Angela Saini, in conversation about the concept of race, from its origins to the present day. We like to believe that we have moved beyond scientific racism, that most people accept race as a social construct, not a biological one.

Reading the Qur’an in Solidarity with Indigenous Rights –  25 July 2020
Join CCMS for a conversation with Shadaab Rahemtulla where he’ll share a recently published paper that may help provide a framework for Muslim-Indigenous solidarity.

Decolonising the musical university. Virtual event – 23 & 24 July 2020

‘Through the EDI Keyhole: Continuing Critical Conversations on Racism in Further and Higher Education’ – 23 July 2020
This webinar focused on the work of the steering group of the Tackling Racism on Campus project, an Advance HE project funded by SFC.

Wilberforce Institute Webinar – Tacky’s Revolt – 23 July 2020
In this webinar, the Wilberforce Institute at the University of Hull, as part of the lead up to Black History Month in October, hosted a round table of distinguished international experts on the causes and consequences of Tacky’s Revolt from 1760 in Jamaica.

RACE.ED Panel Event on Taking Stock – 15 July 2020
This event brought together a variety of stakeholders concerned with race equality in Scotland to launch the report ‘Taking Stock’ and to detail and discuss some of its key findings. The event included a panel of researchers, practitioners, activists, and politicians to discuss how the race equality agenda is developing in Scotland and where it may be headed in the years to come.

Turning words into actions: Eliminating racism and racial inequality in higher education – 14 July 2020
How can universities harness the momentum behind the Black Lives Matter movement as a moment for tangible, permanent action to address racial inequality affecting students and staff? And what are the immediate and longer-term steps universities should be taking to address structural racism?

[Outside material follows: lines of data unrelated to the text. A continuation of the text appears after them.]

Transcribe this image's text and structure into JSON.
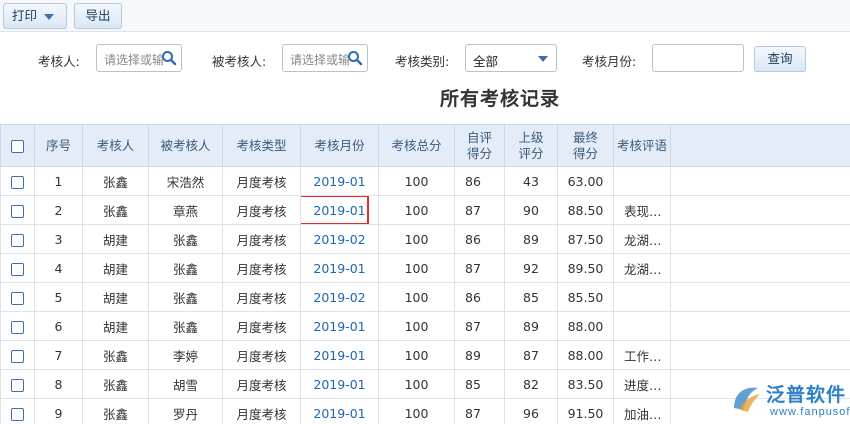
{
  "toolbar": {
    "print": "打印",
    "export": "导出"
  },
  "filters": {
    "assessor_label": "考核人:",
    "assessor_placeholder": "请选择或输",
    "assessee_label": "被考核人:",
    "assessee_placeholder": "请选择或输",
    "type_label": "考核类别:",
    "type_value": "全部",
    "month_label": "考核月份:",
    "month_value": "",
    "query": "查询"
  },
  "title": "所有考核记录",
  "table": {
    "headers": {
      "seq": "序号",
      "assessor": "考核人",
      "assessee": "被考核人",
      "type": "考核类型",
      "month": "考核月份",
      "total": "考核总分",
      "self1": "自评",
      "self2": "得分",
      "sup1": "上级",
      "sup2": "评分",
      "final1": "最终",
      "final2": "得分",
      "comment": "考核评语"
    },
    "rows": [
      {
        "seq": "1",
        "assessor": "张鑫",
        "assessee": "宋浩然",
        "type": "月度考核",
        "month": "2019-01",
        "total": "100",
        "self": "86",
        "sup": "43",
        "final": "63.00",
        "comment": ""
      },
      {
        "seq": "2",
        "assessor": "张鑫",
        "assessee": "章燕",
        "type": "月度考核",
        "month": "2019-01",
        "total": "100",
        "self": "87",
        "sup": "90",
        "final": "88.50",
        "comment": "表现不错，继续加油"
      },
      {
        "seq": "3",
        "assessor": "胡建",
        "assessee": "张鑫",
        "type": "月度考核",
        "month": "2019-02",
        "total": "100",
        "self": "86",
        "sup": "89",
        "final": "87.50",
        "comment": "龙湖项目这个月打款效果不错，..."
      },
      {
        "seq": "4",
        "assessor": "胡建",
        "assessee": "张鑫",
        "type": "月度考核",
        "month": "2019-01",
        "total": "100",
        "self": "87",
        "sup": "92",
        "final": "89.50",
        "comment": "龙湖项目的款项催促下个月抓紧..."
      },
      {
        "seq": "5",
        "assessor": "胡建",
        "assessee": "张鑫",
        "type": "月度考核",
        "month": "2019-02",
        "total": "100",
        "self": "86",
        "sup": "85",
        "final": "85.50",
        "comment": ""
      },
      {
        "seq": "6",
        "assessor": "胡建",
        "assessee": "张鑫",
        "type": "月度考核",
        "month": "2019-01",
        "total": "100",
        "self": "87",
        "sup": "89",
        "final": "88.00",
        "comment": ""
      },
      {
        "seq": "7",
        "assessor": "张鑫",
        "assessee": "李婷",
        "type": "月度考核",
        "month": "2019-01",
        "total": "100",
        "self": "89",
        "sup": "87",
        "final": "88.00",
        "comment": "工作完成得不错，季度优秀员工..."
      },
      {
        "seq": "8",
        "assessor": "张鑫",
        "assessee": "胡雪",
        "type": "月度考核",
        "month": "2019-01",
        "total": "100",
        "self": "85",
        "sup": "82",
        "final": "83.50",
        "comment": "进度管理有待加强，管理过程中..."
      },
      {
        "seq": "9",
        "assessor": "张鑫",
        "assessee": "罗丹",
        "type": "月度考核",
        "month": "2019-01",
        "total": "100",
        "self": "87",
        "sup": "96",
        "final": "91.50",
        "comment": "加油，工作成果越来越突出了。"
      }
    ]
  },
  "watermark": {
    "name": "泛普软件",
    "site": "www.fanpusoft.com"
  },
  "colors": {
    "accent": "#1f66b3",
    "header_bg": "#e4edf7",
    "highlight": "#e0302c"
  }
}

Organised by Universities UK.

RACE.ED Launch Event on Collective and Creative Pedagogy – 8 July 2020
The purpose of this RACE.ED launch event is to help us think collectively and creatively about how experiences of inequality and oppression (as structured through notions of vulnerability, intersectionality, decoloniality) should impact/be integrated into our pedagogy.

Historians on Dundas and Slavery – 7 July 2020
Moderated by Professor Diana Paton, organized by the Edinburgh Centre for Global History at the School of History, Classics and Archaeology.